App and web page records:
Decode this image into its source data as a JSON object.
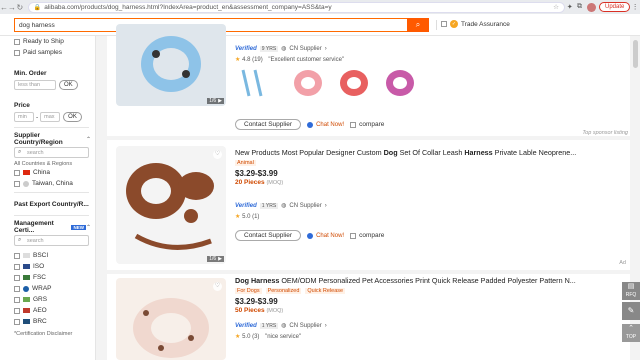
{
  "browser": {
    "url": "alibaba.com/products/dog_harness.html?IndexArea=product_en&assessment_company=ASS&ta=y",
    "update_label": "Update"
  },
  "search": {
    "value": "dog harness",
    "trade_assurance": "Trade Assurance"
  },
  "sidebar": {
    "checks": [
      "Ready to Ship",
      "Paid samples"
    ],
    "min_order": {
      "title": "Min. Order",
      "placeholder": "less than",
      "ok": "OK"
    },
    "price": {
      "title": "Price",
      "min": "min",
      "max": "max",
      "ok": "OK"
    },
    "supplier_region": {
      "title": "Supplier Country/Region",
      "search": "search",
      "all_label": "All Countries & Regions",
      "items": [
        "China",
        "Taiwan, China"
      ]
    },
    "past_export": {
      "title": "Past Export Country/R..."
    },
    "management_cert": {
      "title": "Management Certi...",
      "search": "search",
      "items": [
        "BSCI",
        "ISO",
        "FSC",
        "WRAP",
        "GRS",
        "AEO",
        "BRC"
      ],
      "disclaimer": "*Certification Disclaimer"
    }
  },
  "cards": [
    {
      "verified": "Verified",
      "years": "9 YRS",
      "region": "CN Supplier",
      "rating": "4.8",
      "reviews": "(19)",
      "review_quote": "\"Excellent customer service\"",
      "pager": "1/6",
      "contact": "Contact Supplier",
      "chat": "Chat Now!",
      "compare": "compare",
      "sponsor": "Top sponsor listing"
    },
    {
      "title_pre": "New Products Most Popular Designer Custom ",
      "title_b1": "Dog",
      "title_mid": " Set Of Collar Leash ",
      "title_b2": "Harness",
      "title_post": " Private Lable Neoprene...",
      "tags": [
        "Animal"
      ],
      "price": "$3.29-$3.99",
      "moq": "20 Pieces",
      "moq_label": "(MOQ)",
      "verified": "Verified",
      "years": "1 YRS",
      "region": "CN Supplier",
      "rating": "5.0",
      "reviews": "(1)",
      "pager": "1/6",
      "contact": "Contact Supplier",
      "chat": "Chat Now!",
      "compare": "compare",
      "ad": "Ad"
    },
    {
      "title_b1": "Dog Harness",
      "title_post": " OEM/ODM Personalized Pet Accessories Print Quick Release Padded Polyester Pattern N...",
      "tags": [
        "For Dogs",
        "Personalized",
        "Quick Release"
      ],
      "price": "$3.29-$3.99",
      "moq": "50 Pieces",
      "moq_label": "(MOQ)",
      "verified": "Verified",
      "years": "1 YRS",
      "region": "CN Supplier",
      "rating": "5.0",
      "reviews": "(3)",
      "review_quote": "\"nice service\""
    }
  ],
  "right_tools": {
    "rfq": "RFQ",
    "top": "TOP"
  },
  "colors": {
    "accent": "#ff5a00",
    "verified": "#2f6bd8",
    "moq": "#d04a02"
  }
}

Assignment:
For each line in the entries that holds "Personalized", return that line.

Answer for this exercise:
      "title_post": " OEM/ODM Personalized Pet Accessories Print Quick Release Padded Polyester Pattern N...",
        "Personalized",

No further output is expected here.